And the storm hit airports across the UK – Manchester, Heathrow, Glasgow and Leeds-Bradford all saw some flights delayed or cancelled.
At Birmingham Airport, footage showed one plane being badly buffeted as it struggled to land in high winds.
Chris McCabe was one of those affected after Eurostar and LeShuttle services were suspended due to what Eurostar called a “last-minute” strike by Eurotunnel workers.
“There are about 500 people stuck past security waiting. That is all they are saying and no-one knows whether to leave or stay,” he told the BBC from St Pancras International, adding there are “no real communications”.
By late afternoon, Eurostar said it would not run any European rail services to or from London St Pancras for the rest of the day – cancelling 30 trains. But soon after, Eurotunnel announced that the strike was over.
It is as yet unclear when traffic will resume in the tunnel.
The Port of Dover warned of 90-minute delays for passengers clearing French border control.
Anyone heading to the Kent site to catch a cross-Channel ferry was being urged not to turn up without a valid ticket or a transfer voucher issued by Eurotunnel.
Storm Pia hit as many tried to beat the Christmas rush that begins Friday and Saturday, when the roads are expected to be extremely busy.
Millions of people are booked on flights to spend Christmas overseas – Heathrow alone expects 6.5 million passengers to travel through its terminals this month. Friday will be the busiest day for departures.
The RAC estimates 21 million drivers will make a trip before Christmas Eve – 20% busier than last year – meaning probable delays on the roads.
Many areas of the UK experienced gusts of up to 60mph (100km/h), along with heavy rain.
Earlier, Northumberland and the Shetland Islands recorded gusts of 80mph (129km/h). The strong wind forced schools in Shetland to close and damaged power lines.
The Met Office, which tweeted the Cairngorm summit gust speed, said that a yellow weather warning for snow and ice will begin for Shetland at 15:00, lasting until 10:00 Saturday.
A further snow and ice warning for northern Scotland begins at 21:00 on Friday, lasting until 12:00 on Saturday.
Power cuts hit other areas of Scotland, including the islands and parts of Dumfries and Galloway, while the A83 in Argyll and Bute was shut due to an HGV toppling on its side.
In England, Burton-upon-Trent, Matlock, Mansfield and Nottingham were affected by power cuts, although services were restored for many within hours.
Northern Powergrid said 40,000 households had suffered disruption to supplies in the North East, Yorkshire and northern Lincolnshire, but more than half had been reconnected by the afternoon.
Multiple tree falls were reported around Derbyshire and Nottingham.
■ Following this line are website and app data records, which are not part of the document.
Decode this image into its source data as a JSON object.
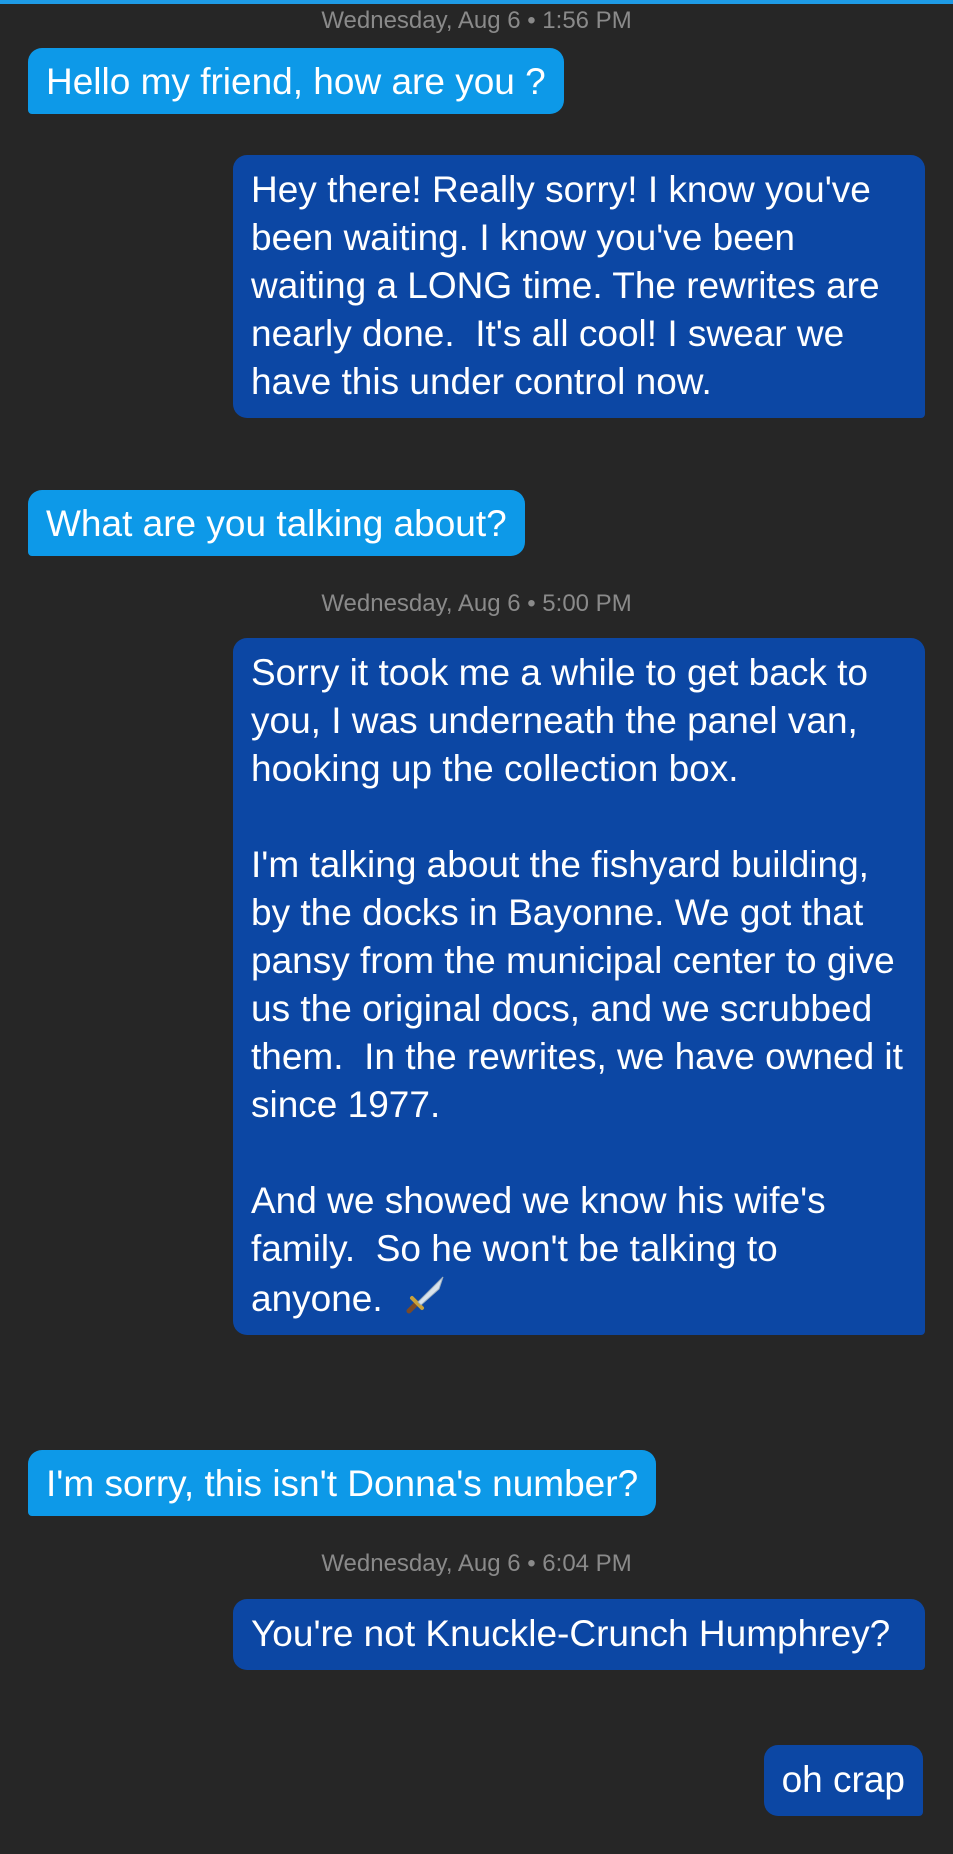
{
  "colors": {
    "background": "#262626",
    "incoming_bubble": "#0d99e8",
    "outgoing_bubble": "#0c47a4",
    "timestamp_text": "#8a8a8a",
    "accent_bar": "#1e9be6"
  },
  "timestamps": [
    "Wednesday, Aug 6 • 1:56 PM",
    "Wednesday, Aug 6 • 5:00 PM",
    "Wednesday, Aug 6 • 6:04 PM"
  ],
  "messages": [
    {
      "direction": "incoming",
      "text": "Hello my friend, how are you ?"
    },
    {
      "direction": "outgoing",
      "text": "Hey there! Really sorry! I know you've been waiting. I know you've been waiting a LONG time. The rewrites are nearly done.  It's all cool! I swear we have this under control now."
    },
    {
      "direction": "incoming",
      "text": "What are you talking about?"
    },
    {
      "direction": "outgoing",
      "text": "Sorry it took me a while to get back to you, I was underneath the panel van, hooking up the collection box.\n\nI'm talking about the fishyard building, by the docks in Bayonne. We got that pansy from the municipal center to give us the original docs, and we scrubbed them.  In the rewrites, we have owned it since 1977.\n\nAnd we showed we know his wife's family.  So he won't be talking to anyone.",
      "trailing_icon": "dagger-icon"
    },
    {
      "direction": "incoming",
      "text": "I'm sorry, this isn't Donna's number?"
    },
    {
      "direction": "outgoing",
      "text": "You're not Knuckle-Crunch Humphrey?"
    },
    {
      "direction": "outgoing",
      "text": "oh crap"
    }
  ]
}
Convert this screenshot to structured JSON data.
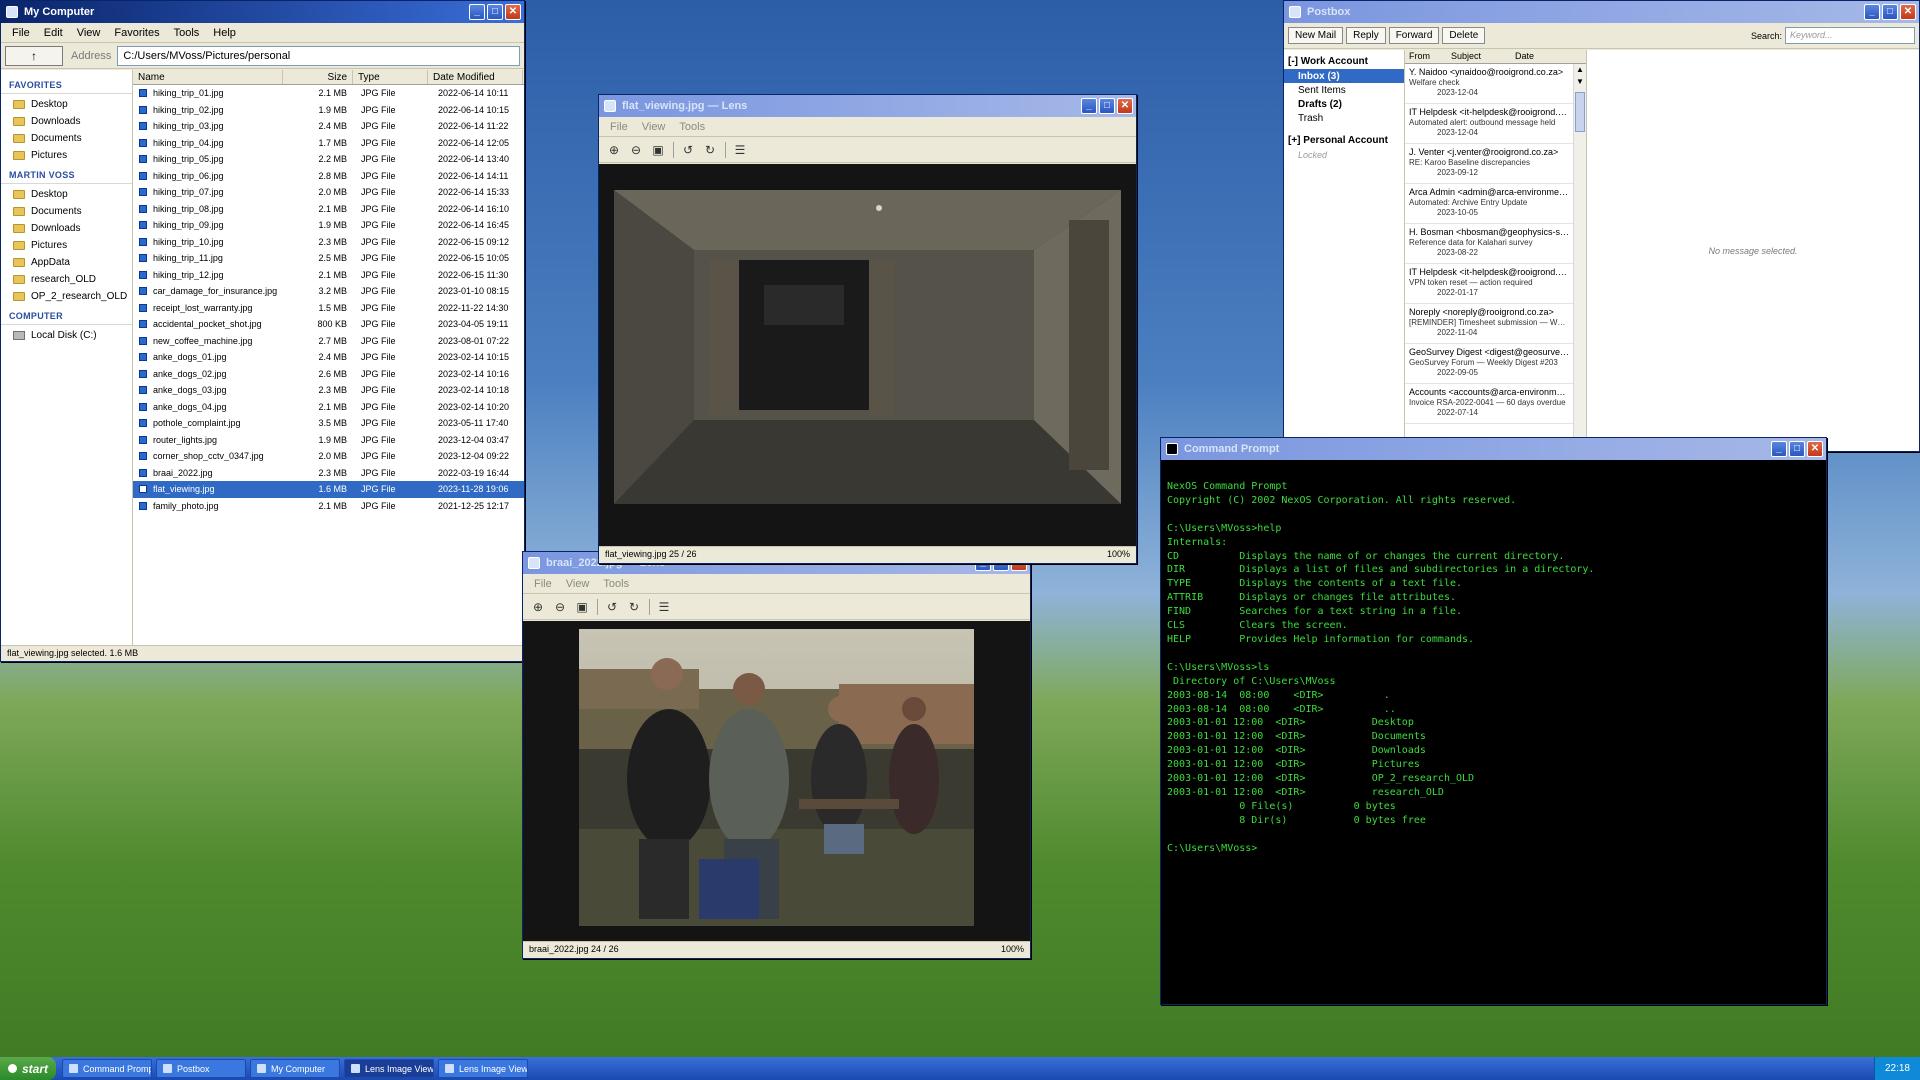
{
  "mycomputer": {
    "title": "My Computer",
    "menu": [
      "File",
      "Edit",
      "View",
      "Favorites",
      "Tools",
      "Help"
    ],
    "up_label": "↑",
    "address_label": "Address",
    "address": "C:/Users/MVoss/Pictures/personal",
    "nav": [
      {
        "head": "FAVORITES",
        "items": [
          "Desktop",
          "Downloads",
          "Documents",
          "Pictures"
        ]
      },
      {
        "head": "MARTIN VOSS",
        "items": [
          "Desktop",
          "Documents",
          "Downloads",
          "Pictures",
          "AppData",
          "research_OLD",
          "OP_2_research_OLD"
        ]
      },
      {
        "head": "COMPUTER",
        "items": [
          "Local Disk (C:)"
        ]
      }
    ],
    "columns": [
      "Name",
      "Size",
      "Type",
      "Date Modified"
    ],
    "files": [
      {
        "name": "hiking_trip_01.jpg",
        "size": "2.1 MB",
        "type": "JPG File",
        "date": "2022-06-14 10:11"
      },
      {
        "name": "hiking_trip_02.jpg",
        "size": "1.9 MB",
        "type": "JPG File",
        "date": "2022-06-14 10:15"
      },
      {
        "name": "hiking_trip_03.jpg",
        "size": "2.4 MB",
        "type": "JPG File",
        "date": "2022-06-14 11:22"
      },
      {
        "name": "hiking_trip_04.jpg",
        "size": "1.7 MB",
        "type": "JPG File",
        "date": "2022-06-14 12:05"
      },
      {
        "name": "hiking_trip_05.jpg",
        "size": "2.2 MB",
        "type": "JPG File",
        "date": "2022-06-14 13:40"
      },
      {
        "name": "hiking_trip_06.jpg",
        "size": "2.8 MB",
        "type": "JPG File",
        "date": "2022-06-14 14:11"
      },
      {
        "name": "hiking_trip_07.jpg",
        "size": "2.0 MB",
        "type": "JPG File",
        "date": "2022-06-14 15:33"
      },
      {
        "name": "hiking_trip_08.jpg",
        "size": "2.1 MB",
        "type": "JPG File",
        "date": "2022-06-14 16:10"
      },
      {
        "name": "hiking_trip_09.jpg",
        "size": "1.9 MB",
        "type": "JPG File",
        "date": "2022-06-14 16:45"
      },
      {
        "name": "hiking_trip_10.jpg",
        "size": "2.3 MB",
        "type": "JPG File",
        "date": "2022-06-15 09:12"
      },
      {
        "name": "hiking_trip_11.jpg",
        "size": "2.5 MB",
        "type": "JPG File",
        "date": "2022-06-15 10:05"
      },
      {
        "name": "hiking_trip_12.jpg",
        "size": "2.1 MB",
        "type": "JPG File",
        "date": "2022-06-15 11:30"
      },
      {
        "name": "car_damage_for_insurance.jpg",
        "size": "3.2 MB",
        "type": "JPG File",
        "date": "2023-01-10 08:15"
      },
      {
        "name": "receipt_lost_warranty.jpg",
        "size": "1.5 MB",
        "type": "JPG File",
        "date": "2022-11-22 14:30"
      },
      {
        "name": "accidental_pocket_shot.jpg",
        "size": "800 KB",
        "type": "JPG File",
        "date": "2023-04-05 19:11"
      },
      {
        "name": "new_coffee_machine.jpg",
        "size": "2.7 MB",
        "type": "JPG File",
        "date": "2023-08-01 07:22"
      },
      {
        "name": "anke_dogs_01.jpg",
        "size": "2.4 MB",
        "type": "JPG File",
        "date": "2023-02-14 10:15"
      },
      {
        "name": "anke_dogs_02.jpg",
        "size": "2.6 MB",
        "type": "JPG File",
        "date": "2023-02-14 10:16"
      },
      {
        "name": "anke_dogs_03.jpg",
        "size": "2.3 MB",
        "type": "JPG File",
        "date": "2023-02-14 10:18"
      },
      {
        "name": "anke_dogs_04.jpg",
        "size": "2.1 MB",
        "type": "JPG File",
        "date": "2023-02-14 10:20"
      },
      {
        "name": "pothole_complaint.jpg",
        "size": "3.5 MB",
        "type": "JPG File",
        "date": "2023-05-11 17:40"
      },
      {
        "name": "router_lights.jpg",
        "size": "1.9 MB",
        "type": "JPG File",
        "date": "2023-12-04 03:47"
      },
      {
        "name": "corner_shop_cctv_0347.jpg",
        "size": "2.0 MB",
        "type": "JPG File",
        "date": "2023-12-04 09:22"
      },
      {
        "name": "braai_2022.jpg",
        "size": "2.3 MB",
        "type": "JPG File",
        "date": "2022-03-19 16:44"
      },
      {
        "name": "flat_viewing.jpg",
        "size": "1.6 MB",
        "type": "JPG File",
        "date": "2023-11-28 19:06"
      },
      {
        "name": "family_photo.jpg",
        "size": "2.1 MB",
        "type": "JPG File",
        "date": "2021-12-25 12:17"
      }
    ],
    "selected_file": "flat_viewing.jpg",
    "status": "flat_viewing.jpg selected. 1.6 MB"
  },
  "lens1": {
    "title": "flat_viewing.jpg — Lens",
    "menu": [
      "File",
      "View",
      "Tools"
    ],
    "status": "flat_viewing.jpg 25 / 26",
    "zoom": "100%"
  },
  "lens2": {
    "title": "braai_2022.jpg — Lens",
    "menu": [
      "File",
      "View",
      "Tools"
    ],
    "status": "braai_2022.jpg 24 / 26",
    "zoom": "100%"
  },
  "postbox": {
    "title": "Postbox",
    "buttons": [
      "New Mail",
      "Reply",
      "Forward",
      "Delete"
    ],
    "search_label": "Search:",
    "search_placeholder": "Keyword...",
    "accounts": [
      {
        "label": "[-] Work Account",
        "folders": [
          {
            "name": "Inbox (3)",
            "state": "sel"
          },
          {
            "name": "Sent Items",
            "state": ""
          },
          {
            "name": "Drafts (2)",
            "state": "bold"
          },
          {
            "name": "Trash",
            "state": ""
          }
        ]
      },
      {
        "label": "[+] Personal Account",
        "folders": [
          {
            "name": "Locked",
            "state": "locked"
          }
        ]
      }
    ],
    "list_columns": [
      "From",
      "Subject",
      "Date"
    ],
    "messages": [
      {
        "from": "Y. Naidoo <ynaidoo@rooigrond.co.za>",
        "subject": "Welfare check",
        "date": "2023-12-04"
      },
      {
        "from": "IT Helpdesk <it-helpdesk@rooigrond.co.z...",
        "subject": "Automated alert: outbound message held",
        "date": "2023-12-04"
      },
      {
        "from": "J. Venter <j.venter@rooigrond.co.za>",
        "subject": "RE: Karoo Baseline discrepancies",
        "date": "2023-09-12"
      },
      {
        "from": "Arca Admin <admin@arca-environmental...",
        "subject": "Automated: Archive Entry Update",
        "date": "2023-10-05"
      },
      {
        "from": "H. Bosman <hbosman@geophysics-sa.co...",
        "subject": "Reference data for Kalahari survey",
        "date": "2023-08-22"
      },
      {
        "from": "IT Helpdesk <it-helpdesk@rooigrond.co.z...",
        "subject": "VPN token reset — action required",
        "date": "2022-01-17"
      },
      {
        "from": "Noreply <noreply@rooigrond.co.za>",
        "subject": "[REMINDER] Timesheet submission — Week 4...",
        "date": "2022-11-04"
      },
      {
        "from": "GeoSurvey Digest <digest@geosurvey-for...",
        "subject": "GeoSurvey Forum — Weekly Digest #203",
        "date": "2022-09-05"
      },
      {
        "from": "Accounts <accounts@arca-environmental...",
        "subject": "Invoice RSA-2022-0041 — 60 days overdue",
        "date": "2022-07-14"
      }
    ],
    "preview_text": "No message selected."
  },
  "cmd": {
    "title": "Command Prompt",
    "output": "NexOS Command Prompt\nCopyright (C) 2002 NexOS Corporation. All rights reserved.\n\nC:\\Users\\MVoss>help\nInternals:\nCD          Displays the name of or changes the current directory.\nDIR         Displays a list of files and subdirectories in a directory.\nTYPE        Displays the contents of a text file.\nATTRIB      Displays or changes file attributes.\nFIND        Searches for a text string in a file.\nCLS         Clears the screen.\nHELP        Provides Help information for commands.\n\nC:\\Users\\MVoss>ls\n Directory of C:\\Users\\MVoss\n2003-08-14  08:00    <DIR>          .\n2003-08-14  08:00    <DIR>          ..\n2003-01-01 12:00  <DIR>           Desktop\n2003-01-01 12:00  <DIR>           Documents\n2003-01-01 12:00  <DIR>           Downloads\n2003-01-01 12:00  <DIR>           Pictures\n2003-01-01 12:00  <DIR>           OP_2_research_OLD\n2003-01-01 12:00  <DIR>           research_OLD\n            0 File(s)          0 bytes\n            8 Dir(s)           0 bytes free\n\nC:\\Users\\MVoss>"
  },
  "taskbar": {
    "start": "start",
    "tasks": [
      {
        "label": "Command Prompt",
        "active": false
      },
      {
        "label": "Postbox",
        "active": false
      },
      {
        "label": "My Computer",
        "active": false
      },
      {
        "label": "Lens Image Viewer",
        "active": true
      },
      {
        "label": "Lens Image Viewer",
        "active": false
      }
    ],
    "clock": "22:18"
  }
}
One man was taken to hospital after a tree fell onto his car in Clifton, although his injuries are not believed to be life-threatening.
Lee Mason’s house in the Derbyshire village of Stanley was damaged when a 60-tonne tree collapsed early on Thursday.
His son Guy was in bed when the 35m tree went through his bedroom window, he said, adding it sounded like an earthquake.
The family escaped safely but must now deal with the aftermath, days before Christmas.
Mr Mason said he felt fortunate everyone got out unscathed.
Simon King, BBC weather presenter and meteorologist, said the weather will remain blustery with spells of rain in the run up to Christmas, although the strongest winds will ease by Friday.
Christmas Day will also be rainy in southern areas and Scotland – but there may be snow over higher ground and a technical “white Christmas” for some, he said.